Tuesday July 8th
Today was the last day of camp and it started off with Coach Kevin Eastman speaking some truth to the HS players. Coach Eastman is a tremendous coach and a very powerful speaker. With an appropriate barrage of F-bombs, he really spit some honesty to the HS kids and told them some things they didn’t really want to hear, but desperately needed to. He told them they aren’t as good as they think they are, they are not even close to being ready for the NBA, and they need to rid themselves of the “hangers on” who leech their way into their lives. He explained why he believes many of the kids played selfishly the night before. He told them that to this point all people do is kiss their ass and they don’t take getting better serious. His reality check was well received as the kids played much better tonight. I want to reiterate what Coach Eastman did was a very positive thing and he did it because he truly cares about those kids and wants them to develop. After he spoke, Mike Pricopio from ATTACK Athletics gave an equally powerful talk on the reality of the NBA. He showed the kids specific examples of why they can’t take anything for granted. He showed a list of players in the last 10 years who were ranked in the top 100 in HS (many of which were All Americans) that either didn’t get drafted or have already fallen out of the NBA to play overseas. He showed a similar list of guys who were drafted in the 1st round of the NBA draft who met the same fate, are either out of basketball entirely or playing overseas. He then showed a list of guys were ranked much lower in HS (150 through 300) and how successful they have become (many of them are starters in the NBA and all of them are making some serious coin). He showed guys drafted in the 2nd round who are now big time players, like Gilbert Arenas and Michael Redd. His point was clear â€“ just because you are one of the top HS players today doesn’t guarantee you anything. If you don’t continue to work and improve or you get in trouble off the court, you will fall through the cracks and see your dreams fade away. Just to clarify, there is nothing wrong with playing overseas, that is still big time basketball and you can still make a great living… but I think we can all agree, if you are a HS All-American people expect to see you in the NBA.
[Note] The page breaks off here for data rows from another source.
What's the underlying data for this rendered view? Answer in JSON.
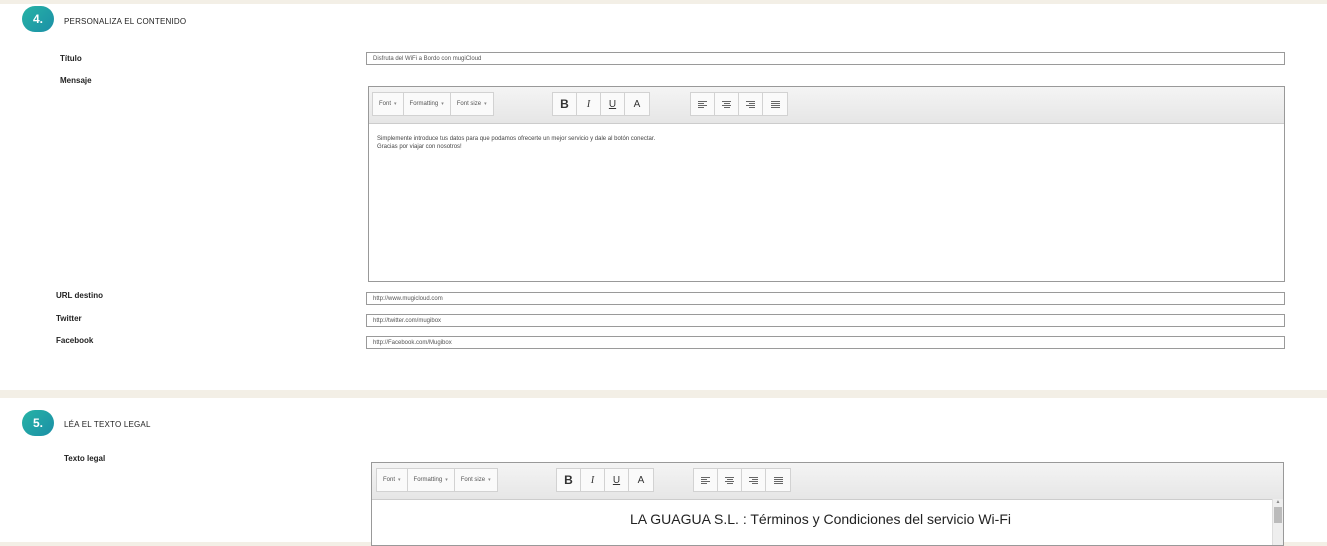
{
  "section4": {
    "number": "4.",
    "title": "PERSONALIZA EL CONTENIDO",
    "fields": {
      "titulo": {
        "label": "Título",
        "value": "Disfruta del WiFi a Bordo con mugiCloud"
      },
      "mensaje": {
        "label": "Mensaje"
      },
      "url": {
        "label": "URL destino",
        "value": "http://www.mugicloud.com"
      },
      "twitter": {
        "label": "Twitter",
        "value": "http://twitter.com/mugibox"
      },
      "facebook": {
        "label": "Facebook",
        "value": "http://Facebook.com/Mugibox"
      }
    },
    "editor": {
      "line1": "Simplemente introduce tus datos para que podamos ofrecerte un mejor servicio y dale al botón conectar.",
      "line2": "Gracias por viajar con nosotros!"
    }
  },
  "section5": {
    "number": "5.",
    "title": "LÉA EL TEXTO LEGAL",
    "label": "Texto legal",
    "heading": "LA GUAGUA S.L. : Términos y Condiciones del servicio Wi-Fi"
  },
  "toolbar": {
    "font": "Font",
    "formatting": "Formatting",
    "font_size": "Font size",
    "bold": "B",
    "italic": "I",
    "underline": "U",
    "color": "A",
    "caret": "▾"
  }
}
Later in the evening, prior to the championship games, LeBron signed autographs for everyone in camp. He is truly a class act and deserves all of the success he has attained. It was in honor and a pleasure to work his Academy and his license plate on his all-white Maybach Benz is right on the money – “KNG OF OH.”
If you would like to contact me about this blog, my MVP Vertical Jump Training DVD, my training and/or camps and clinics, please email me at Alan@StrongerTeam.com. I will respond as quickly as possible!
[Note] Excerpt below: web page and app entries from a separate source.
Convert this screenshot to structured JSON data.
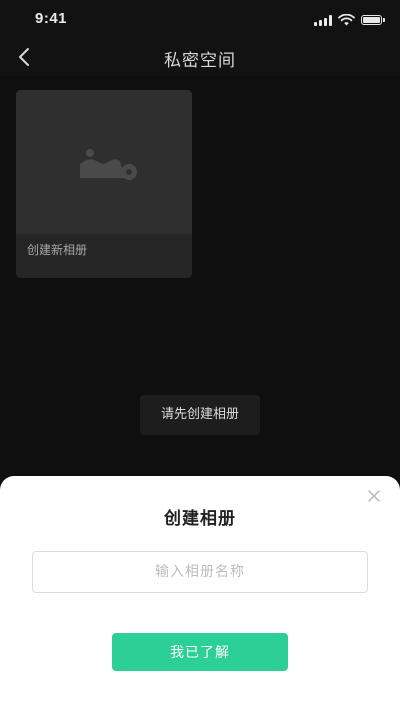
{
  "status_bar": {
    "time": "9:41",
    "icons": [
      "signal-icon",
      "wifi-icon",
      "battery-icon"
    ]
  },
  "nav": {
    "title": "私密空间",
    "back_icon": "chevron-left-icon"
  },
  "album": {
    "label": "创建新相册",
    "icon": "image-placeholder-icon"
  },
  "toast": {
    "text": "请先创建相册"
  },
  "sheet": {
    "title": "创建相册",
    "close_icon": "close-icon",
    "input": {
      "value": "",
      "placeholder": "输入相册名称"
    },
    "confirm_label": "我已了解"
  },
  "colors": {
    "background": "#0f0f0f",
    "accent": "#2ccf95",
    "card": "#262626"
  }
}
Train hard. Train smart.
Alan Stein, CCS, CSCS
Vertical Jump Expert
All photos by Kelly Kline for Nike